WASHINGTON (AP) â€” Christine Cichello's 7-year-old son, Sam, ran over and told her what had just happened: He was hanging from the playground's elevated rings when another boy jumped off a nearby platform and grabbed him by the legs. Sam hit the ground face-first.
``He said, 'Mom, I hit my face really hard.' He said he was dizzy, and within five minutes, he was unconscious,'' the Milton, Mass., mother recalled earlier this week.
Sam died that evening last October at Children's Hospital in Boston, one of 17 children who die annually from injuries sustained on playgrounds, according to the Consumer Product Safety Commission.
A report released Thursday by the U.S. Public Interest Research Group and the Consumer Federation of America says hard playground surfaces, equipment that is too high, openings that can entrap children, and swings that are too close together pose serious threats at a majority of the nation's public playgrounds.
In the report, titled ``Playing It Safe,'' researchers surveyed 1,024 public school, municipal and federal playgrounds in 27 states and the District of Columbia between March and May. They found 80 percent had surfaces that were too hard, such as concrete, asphalt, or packed dirt, and nearly half had climbing equipment that was too high â€” more than 6 feet tall.
``Playgrounds can be wonderful places for children to have fun and face new challenges, but far too many playgrounds contain dangers that can injure and even kill,'' said Rachel Weintraub, staff attorney for U.S. PIRG and co-author of the report.
Government figures show that 170,100 children require hospital emergency room treatment each year because of playground accidents.

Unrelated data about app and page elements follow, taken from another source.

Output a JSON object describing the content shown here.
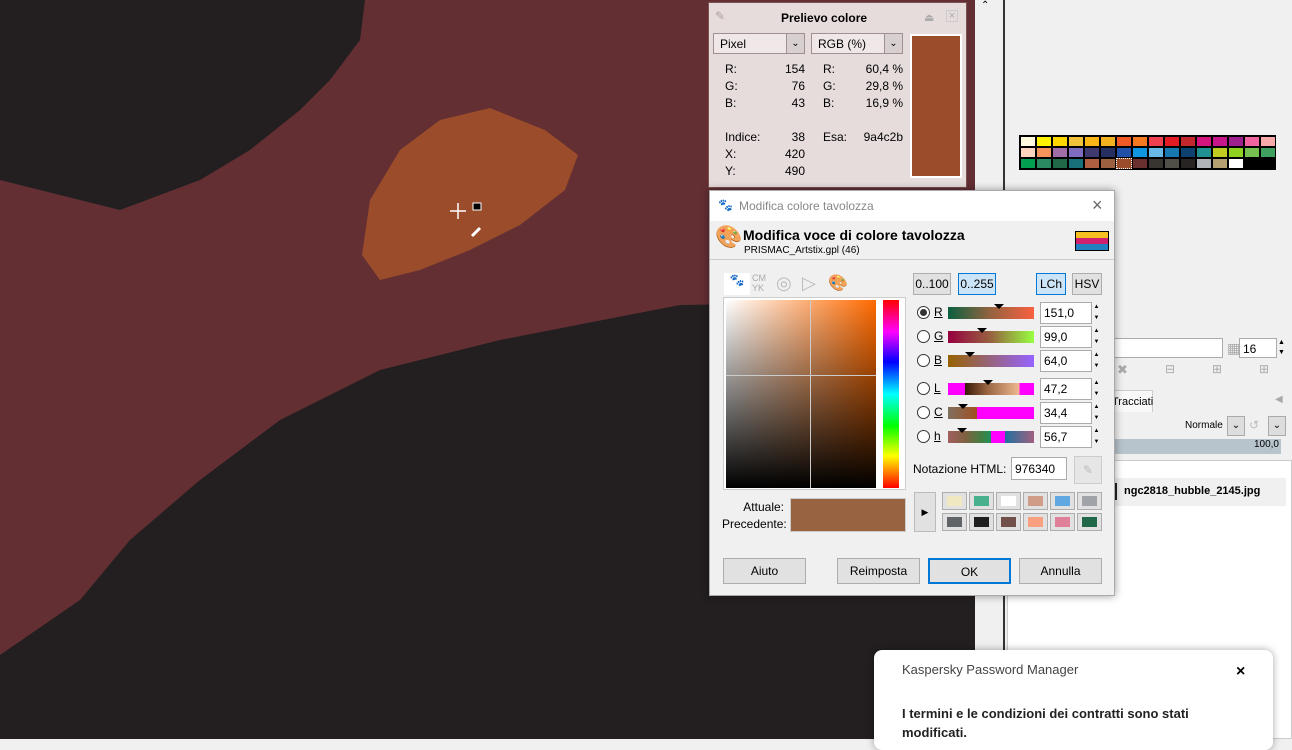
{
  "canvas": {
    "colors": {
      "dark": "#231f20",
      "maroon": "#632f33",
      "orange": "#9a4c2b"
    }
  },
  "picker": {
    "title": "Prelievo colore",
    "mode": "Pixel",
    "color_model": "RGB (%)",
    "left": [
      {
        "k": "R:",
        "v": "154"
      },
      {
        "k": "G:",
        "v": "76"
      },
      {
        "k": "B:",
        "v": "43"
      }
    ],
    "right": [
      {
        "k": "R:",
        "v": "60,4 %"
      },
      {
        "k": "G:",
        "v": "29,8 %"
      },
      {
        "k": "B:",
        "v": "16,9 %"
      }
    ],
    "index_label": "Indice:",
    "index": "38",
    "hex_label": "Esa:",
    "hex": "9a4c2b",
    "x_label": "X:",
    "x": "420",
    "y_label": "Y:",
    "y": "490",
    "swatch": "#9a4c2b"
  },
  "dialog": {
    "window_title": "Modifica colore tavolozza",
    "heading": "Modifica voce di colore tavolozza",
    "subtitle": "PRISMAC_Artstix.gpl (46)",
    "range_buttons": [
      "0..100",
      "0..255"
    ],
    "model_buttons": [
      "LCh",
      "HSV"
    ],
    "channels": [
      {
        "label": "R",
        "value": "151,0",
        "pos": 0.59,
        "grad": "linear-gradient(90deg,#0a6040,#976340,#f86040)"
      },
      {
        "label": "G",
        "value": "99,0",
        "pos": 0.39,
        "grad": "linear-gradient(90deg,#970040,#976340,#97ff40)"
      },
      {
        "label": "B",
        "value": "64,0",
        "pos": 0.25,
        "grad": "linear-gradient(90deg,#976300,#976380,#9763ff)"
      },
      {
        "label": "L",
        "value": "47,2",
        "pos": 0.47,
        "grad": "linear-gradient(90deg,#ff00ff 0 20%,#3a1a08 20%,#976340 45%,#f0b890 83%,#ff00ff 83%)"
      },
      {
        "label": "C",
        "value": "34,4",
        "pos": 0.17,
        "grad": "linear-gradient(90deg,#807060,#a05020 34%,#ff00ff 34%)"
      },
      {
        "label": "h",
        "value": "56,7",
        "pos": 0.16,
        "grad": "linear-gradient(90deg,#a06060,#806040 20%,#408040 40%,#209060 50%,#ff00ff 50%,#ff00ff 66%,#2070a0 66%,#a06080)"
      }
    ],
    "html_label": "Notazione HTML:",
    "html_value": "976340",
    "current_label": "Attuale:",
    "previous_label": "Precedente:",
    "current_color": "#976340",
    "history": [
      "#f0e8c0",
      "#48b08c",
      "#ffffff",
      "#d09c88",
      "#60a8e0",
      "#a0a4a8",
      "#606468",
      "#202020",
      "#705048",
      "#f8a080",
      "#e08098",
      "#206848"
    ],
    "buttons": {
      "help": "Aiuto",
      "reset": "Reimposta",
      "ok": "OK",
      "cancel": "Annulla"
    }
  },
  "palette": {
    "colors": [
      "#fffbe0",
      "#fff200",
      "#ffd700",
      "#f2c23a",
      "#fbb516",
      "#f0b020",
      "#f15a24",
      "#f47920",
      "#ef4050",
      "#e31b23",
      "#c1272d",
      "#d4157e",
      "#c7158a",
      "#9e1f8e",
      "#f065a0",
      "#f7aaaa",
      "#fdd5be",
      "#f7945e",
      "#a06ea6",
      "#7e6cc0",
      "#3e3a70",
      "#263060",
      "#2050a8",
      "#1095e0",
      "#68b8e8",
      "#1878b0",
      "#0e4070",
      "#209090",
      "#c0cc20",
      "#90d020",
      "#78c050",
      "#40a060",
      "#00a050",
      "#2a8a60",
      "#206848",
      "#187078",
      "#b06040",
      "#9a6040",
      "#9a4c2b",
      "#6a3030",
      "#383430",
      "#505048",
      "#282424",
      "#b0b4b8",
      "#b4a070",
      "#ffffff",
      "#000000",
      "#000000"
    ],
    "columns": "16"
  },
  "layers": {
    "tab": "Tracciati",
    "mode": "Normale",
    "opacity": "100,0",
    "layer_name": "ngc2818_hubble_2145.jpg"
  },
  "notification": {
    "app": "Kaspersky Password Manager",
    "message": "I termini e le condizioni dei contratti sono stati modificati.",
    "close": "×"
  }
}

Weintraub noted that 75 percent of those injuries are caused by falls.
The researchers also found:
27 percent of swings have spacing hazards, positioning them too close to each other or to other objects.

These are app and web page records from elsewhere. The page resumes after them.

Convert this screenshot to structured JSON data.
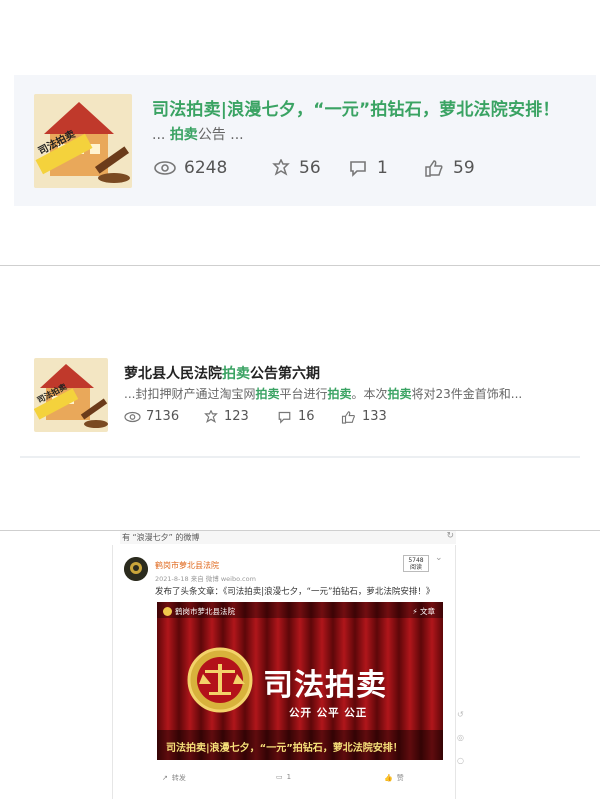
{
  "card1": {
    "title": "司法拍卖|浪漫七夕，“一元”拍钻石，萝北法院安排！",
    "snippet_prefix": "... ",
    "snippet_highlight": "拍卖",
    "snippet_suffix": "公告 ...",
    "thumb_label": "司法拍卖",
    "stats": {
      "views": "6248",
      "shares": "56",
      "comments": "1",
      "likes": "59"
    }
  },
  "card2": {
    "title_prefix": "萝北县人民法院",
    "title_highlight": "拍卖",
    "title_suffix": "公告第六期",
    "snippet": {
      "part1": "...封扣押财产通过淘宝网",
      "hl1": "拍卖",
      "part2": "平台进行",
      "hl2": "拍卖",
      "part3": "。本次",
      "hl3": "拍卖",
      "part4": "将对23件金首饰和..."
    },
    "thumb_label": "司法拍卖",
    "stats": {
      "views": "7136",
      "shares": "123",
      "comments": "16",
      "likes": "133"
    }
  },
  "weibo": {
    "topic_bar": "有 “浪漫七夕” 的微博",
    "user_name": "鹤岗市萝北县法院",
    "meta": "2021-8-18  来自 微博 weibo.com",
    "post_text": "发布了头条文章：《司法拍卖|浪漫七夕，“一元”拍钻石，萝北法院安排！》",
    "views_badge_line1": "5748",
    "views_badge_line2": "阅读",
    "banner": {
      "org": "鹤岗市萝北县法院",
      "article_tag": "⚡ 文章",
      "big_title": "司法拍卖",
      "motto": "公开 公平 公正",
      "caption": "司法拍卖|浪漫七夕，“一元”拍钻石，萝北法院安排！"
    },
    "actions": {
      "forward": "转发",
      "comments": "1",
      "like": "赞"
    }
  },
  "colors": {
    "accent_green": "#3aa363",
    "weibo_orange": "#e06a1f",
    "banner_red": "#7a0d10"
  }
}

â€”31 percent of slides and climbing equipment have an inadequate ``fall zone'' because there are obstacles where a child might fall.
â€”34 percent have openings in the equipment where a child's head could become entrapped.
â€”38 percent have small gaps, hooks or other protrusions where clothing, particularly drawstrings, could become entangled.
â€”47 percent have peeling, chipped or cracking paint.
This was the fifth biannual survey conducted by U.S. PIRG and CFA during the last 10 years. The survey showed some improvements as older playground equipment is gradually being replaced. For example, this year, 80 percent of playgrounds had surfaces that were too hard, compared with 87 percent in 1998.
Another survey released in April and conducted by The National Program for Playground Safety at the University of Northern Iowa examined 3,052 childcare, school and city parks and found that 46 percent had relatively new and appropriate equipment.
``We really believe that the playground companies are doing a better job of making equipment safe, and we believe the surface manufacturers are building more appropriate surfaces,'' said program director Donna Thompson.
However, she said, people need to do a better job of supervising children and ensuring that smaller children and larger children have separate play areas with age-appropriate equipment.
Sam's mother agreed. Cichello cautioned that supervision and limiting the number of children playing together can be just as important as equipment safety.
In fact, just a week before Sam's fall at the Tucker School, school officials had resurfaced the playground with wood chips â€” a covering considered safe by the CPSC.
``It was such a freak thing,'' Cichello said. ``Of course, you run through things in your mind, 'If only I have done this or done that.' I guess I wish I'd monitored the games they were playing. On the playground you think they're safe, but sometimes I wonder if there are just too many kids.''
On the Net: U.S. PIRG report: http://pirg.org/consumer/playground2000/
Consumer Federation of America: http://www.consumerfed.org